Medical Issues (Part 3 by Lifer Renee)
Renee – Only a teenager, she received a 60-year sentence. Now 16 years in, Renee is writing from Perryville prison in Goodyear, Arizona, providing a rare and unique insight into a women's prison.
Three weeks later, Ms. G came to my cell door. “You have provider line tomorrow at noon. Can you sign here?”
I jumped up off my bunk, my mouth instantly dry, stomach in knots. I signed. “Thanks, Ms. G.”
I got up the following morning with questions running through my mind. I made a mental list of everything. 4am to noon was painfully long as if I were sleep walking through the day. Having not worked in a week, I spent my day on the yard, vaguely listening to all of the bitching and moaning about how bad prison life sucks.
“Lock down!” an officer yelled, stopping the bitching.
I walked to my cell. Hearing the door click behind me, alone in my cell, I once again stared at the four walls and paced the concrete floor.
When headcount cleared at noon for recreation, I shot out the door and the yard gate. I made a mad dash for Medical, wanting to be first in line. I did not even get to knock on the door because the Medical Porter opened it.
“What yard are you from?” she asked.
“24,” I replied.
“They are seeing 26 yard right now. They’ll call for 24 when they’re done.”
“But my appointment is at noon,” I said, trying to contain my frustration.
“They split the yards because of the custody levels, so the provider has to finish 26 yard.”
Disappointed, I walked back to the yard, and waited. 1pm, 2pm, 2:30pm…
My roommate arrived. “What did Medical say?”
“Haven’t been there yet. Don’t think I’m going to. Who knows? I don’t,” I replied, continuing to stare at the TV.
Frustrated, I went outside. Thank goodness no one wants to talk. Perhaps they can feel the waves of frustration coming off me.
“OK. It is almost headcount. I think it’s safe to say, I’m not going to Medical.”

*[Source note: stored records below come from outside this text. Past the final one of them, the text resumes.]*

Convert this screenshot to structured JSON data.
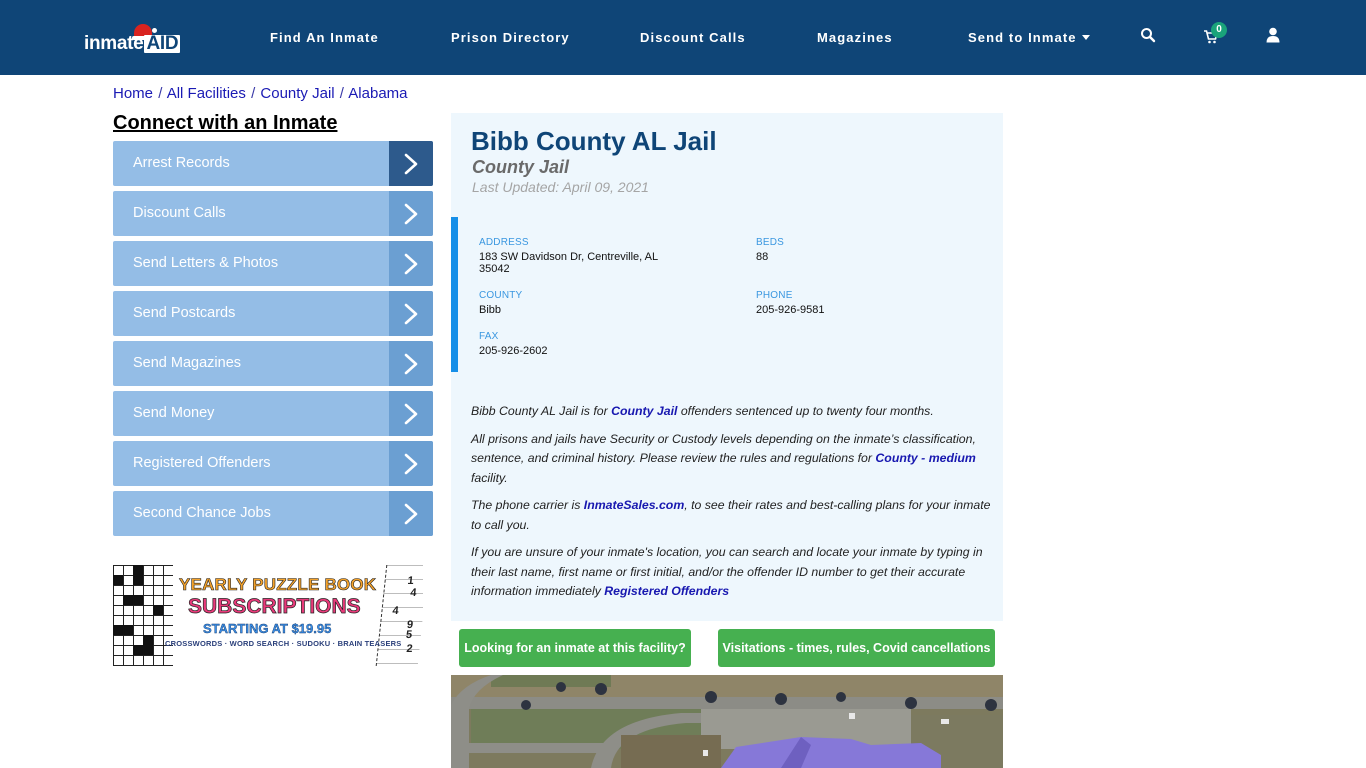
{
  "brand": {
    "logo_text": "inmate",
    "logo_badge": "AID"
  },
  "nav": {
    "items": [
      {
        "label": "Find An Inmate"
      },
      {
        "label": "Prison Directory"
      },
      {
        "label": "Discount Calls"
      },
      {
        "label": "Magazines"
      },
      {
        "label": "Send to Inmate",
        "has_dropdown": true
      }
    ],
    "icons": [
      "search-icon",
      "cart-icon",
      "user-icon"
    ],
    "cart_count": "0"
  },
  "breadcrumb": {
    "items": [
      "Home",
      "All Facilities",
      "County Jail",
      "Alabama"
    ],
    "separator": "/"
  },
  "sidebar": {
    "title": "Connect with an Inmate",
    "items": [
      {
        "label": "Arrest Records",
        "active": true
      },
      {
        "label": "Discount Calls"
      },
      {
        "label": "Send Letters & Photos"
      },
      {
        "label": "Send Postcards"
      },
      {
        "label": "Send Magazines"
      },
      {
        "label": "Send Money"
      },
      {
        "label": "Registered Offenders"
      },
      {
        "label": "Second Chance Jobs"
      }
    ],
    "ad": {
      "line1": "YEARLY PUZZLE BOOK",
      "line2": "SUBSCRIPTIONS",
      "line3": "STARTING AT $19.95",
      "line4": "CROSSWORDS · WORD SEARCH · SUDOKU · BRAIN TEASERS",
      "sudoku_numbers": [
        "1",
        "4",
        "4",
        "9",
        "5",
        "2"
      ]
    }
  },
  "facility": {
    "title": "Bibb County AL Jail",
    "type": "County Jail",
    "last_updated": "Last Updated: April 09, 2021",
    "info": {
      "address_label": "ADDRESS",
      "address_line1": "183 SW Davidson Dr, Centreville, AL",
      "address_line2": "35042",
      "beds_label": "BEDS",
      "beds": "88",
      "county_label": "COUNTY",
      "county": "Bibb",
      "phone_label": "PHONE",
      "phone": "205-926-9581",
      "fax_label": "FAX",
      "fax": "205-926-2602"
    },
    "description": {
      "p1_pre": "Bibb County AL Jail is for ",
      "p1_link": "County Jail",
      "p1_post": " offenders sentenced up to twenty four months.",
      "p2_pre": "All prisons and jails have Security or Custody levels depending on the inmate’s classification, sentence, and criminal history. Please review the rules and regulations for ",
      "p2_link": "County - medium",
      "p2_post": " facility.",
      "p3_pre": "The phone carrier is ",
      "p3_link": "InmateSales.com",
      "p3_post": ", to see their rates and best-calling plans for your inmate to call you.",
      "p4_pre": "If you are unsure of your inmate's location, you can search and locate your inmate by typing in their last name, first name or first initial, and/or the offender ID number to get their accurate information immediately ",
      "p4_link": "Registered Offenders"
    },
    "buttons": {
      "find_inmate": "Looking for an inmate at this facility?",
      "visitations": "Visitations - times, rules, Covid cancellations"
    }
  },
  "colors": {
    "navbar": "#0f4577",
    "sidebar_item": "#94bde6",
    "sidebar_arrow": "#6b9fd2",
    "sidebar_arrow_active": "#2d5a8c",
    "card_bg": "#eef7fd",
    "info_accent": "#168fe8",
    "green_button": "#46b050",
    "link": "#1818b0"
  }
}
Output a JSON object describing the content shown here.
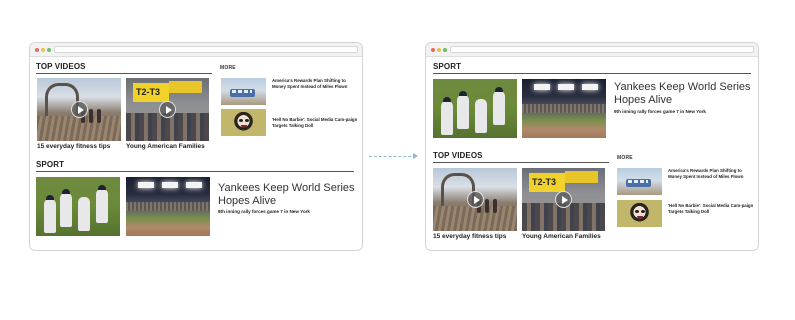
{
  "left_window": {
    "top_videos": {
      "title": "TOP VIDEOS",
      "more_label": "MORE",
      "videos": [
        {
          "caption": "15 everyday fitness tips",
          "image": "brooklyn-bridge-runners-photo"
        },
        {
          "caption": "Young American Families",
          "image": "t2-t3-street-crowd-photo",
          "sign_text": "T2-T3"
        }
      ],
      "side_items": [
        {
          "title": "America's Rewards Plan Shifting to Money Spent Instead of Miles Flown",
          "image": "train-photo"
        },
        {
          "title": "'Hell No Barbie': Social Media Cam-paign Targets Talking Doll",
          "image": "woman-face-photo"
        }
      ]
    },
    "sport": {
      "title": "SPORT",
      "headline": "Yankees Keep World Series Hopes Alive",
      "subhead": "9th inning rally forces game 7 in New York",
      "images": [
        "baseball-players-photo",
        "stadium-night-photo"
      ]
    }
  },
  "right_window": {
    "sport": {
      "title": "SPORT",
      "headline": "Yankees Keep World Series Hopes Alive",
      "subhead": "9th inning rally forces game 7 in New York",
      "images": [
        "baseball-players-photo",
        "stadium-night-photo"
      ]
    },
    "top_videos": {
      "title": "TOP VIDEOS",
      "more_label": "MORE",
      "videos": [
        {
          "caption": "15 everyday fitness tips",
          "image": "brooklyn-bridge-runners-photo"
        },
        {
          "caption": "Young American Families",
          "image": "t2-t3-street-crowd-photo",
          "sign_text": "T2-T3"
        }
      ],
      "side_items": [
        {
          "title": "America's Rewards Plan Shifting to Money Spent Instead of Miles Flown",
          "image": "train-photo"
        },
        {
          "title": "'Hell No Barbie': Social Media Cam-paign Targets Talking Doll",
          "image": "woman-face-photo"
        }
      ]
    }
  },
  "colors": {
    "rule": "#555555",
    "arrow": "#8fb8d8",
    "window_border": "#d4d4d4"
  }
}
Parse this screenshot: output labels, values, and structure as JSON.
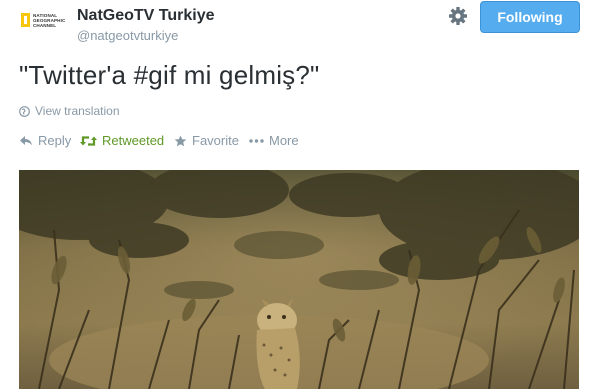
{
  "header": {
    "avatar_text": "NATIONAL GEOGRAPHIC CHANNEL",
    "display_name": "NatGeoTV Turkiye",
    "handle": "@natgeotvturkiye",
    "follow_label": "Following",
    "gear_icon": "gear-icon"
  },
  "tweet": {
    "text": "\"Twitter'a #gif mi gelmiş?\"",
    "translate_label": "View translation"
  },
  "actions": {
    "reply": "Reply",
    "retweeted": "Retweeted",
    "favorite": "Favorite",
    "more": "More"
  },
  "colors": {
    "follow_button": "#55acee",
    "retweeted": "#609928",
    "muted": "#8899a6"
  }
}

“Doesn’t look that way,” my roommate replied with a sympathetic expression.
A few seconds later, my door opened, meaning Medical was ready to see me.